The choices in our survey sent to 637 participants across the country were "Welcome to Plathville" — about the conservative Plath family raising nine blonde children in rural Georgia to shelter them from the modern world — "Outdaughtered" — which follows Danielle and Adam Busby, eldest daughter Blayke, and their set of all-girl quintuplets — "The Family Chantel" — a "90 Day" spinoff focused on one of the series' most over-the-top figures and her family — "Sister Wives" — which follows a Mormon man named Kody and his four wives — "Counting On" — about the eldest of the 19 Duggar children – and "Sweet Home Sextuplets," about the Waldrop family and their nine children, including a set of sextuplets.

Here's what the poll said!

This show has been accused of fakery in the past

As it turns out, Nicki Swift's survey revealed a pretty clear winner in terms of fakeness. And that is "Sister Wives," raking in 32.34% of the total vote. In case you're curious, here's how the rest of the survey shook out: "Welcome to Plathville" got 13.50%, "Outdaughtered" got 15.70%, "The Family Chantel" earned 16.95%, "Counting On" 10.68%, and "Sweet Home Sextuplets" 10.83%.

If you've followed along with any "Sister Wives" behind-the-scenes news at all, this shouldn't come as a total shocker. The show has long been accused of staging drama and scripting plots. It's pretty much an open secret at this point that the show's producers cut and re-edit scenes out of sequence to create more dramatic plot points, for one thing, including rearranging and restaging scenes to make it look like the Meri divorce and sneaky Robyn wedding happened on camera (it didn't), via All About the Tea.

There's also evidence that whole storylines have been made up, especially those that indicate the family has been persecuted for their religion. For example, they were not forced to move out of Utah because of anti-bigamy laws; they had planned the Las Vegas move all along.
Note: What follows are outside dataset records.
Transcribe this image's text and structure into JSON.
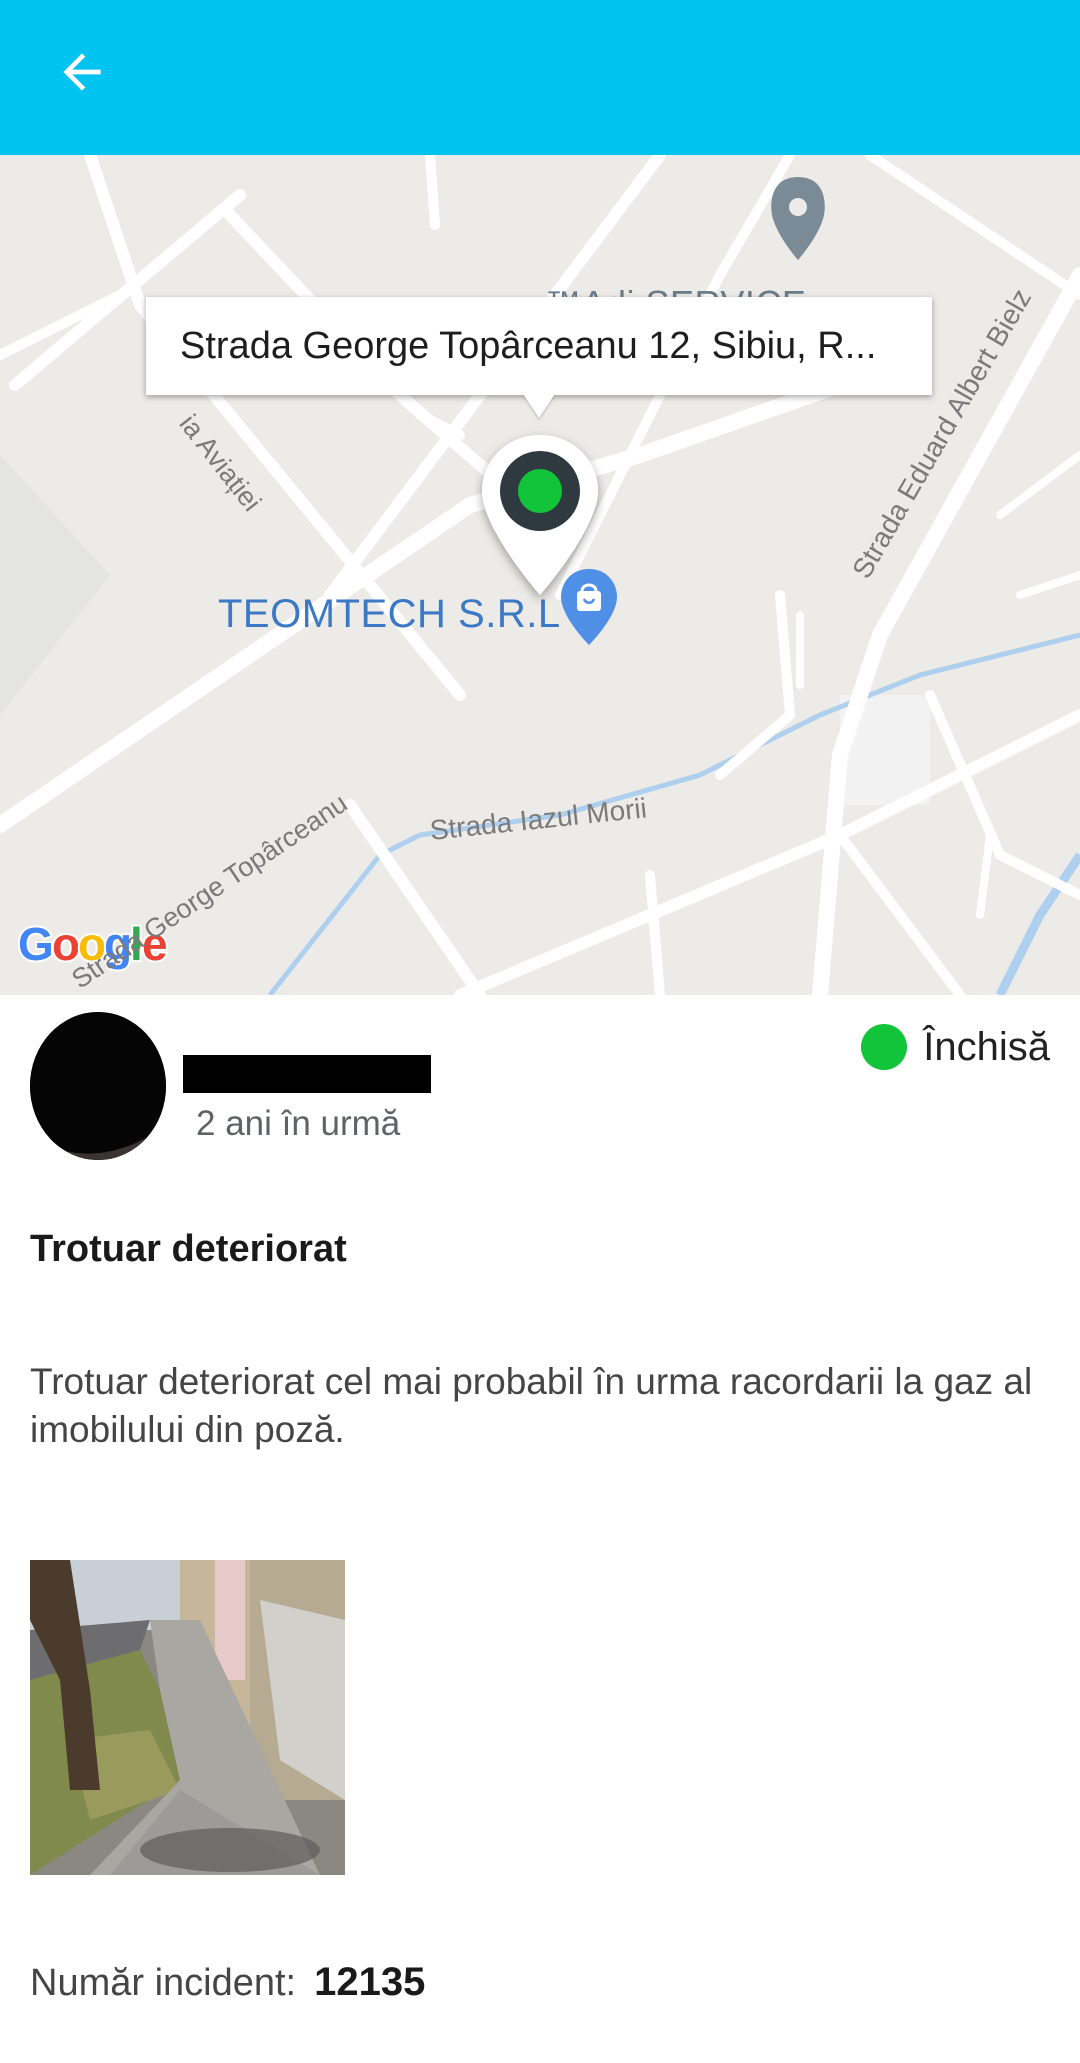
{
  "appbar": {
    "back_icon": "arrow-left-icon",
    "color": "#00c3f0"
  },
  "map": {
    "callout_address": "Strada George Topârceanu 12, Sibiu, R...",
    "poi_label": "TEOMTECH S.R.L",
    "poi_icon": "shopping-bag-icon",
    "partial_place_label": "™Adi SERVICE",
    "streets": [
      "ia Aviației",
      "Strada Eduard Albert Bielz",
      "Strada George Topârceanu",
      "Strada Iazul Morii"
    ],
    "marker_icon": "location-pin-icon",
    "marker_status_color": "#11c43a",
    "attribution": "Google"
  },
  "report": {
    "time_ago": "2 ani în urmă",
    "status": {
      "label": "Închisă",
      "color": "#11c43a"
    },
    "title": "Trotuar deteriorat",
    "description": "Trotuar deteriorat cel mai probabil în urma racordarii la gaz al imobilului din poză.",
    "incident_label": "Număr incident:",
    "incident_number": "12135"
  }
}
In fact, it doesn't look like anyone is really going after them for their polyamorous arrangement, per Radar Online. So that's that!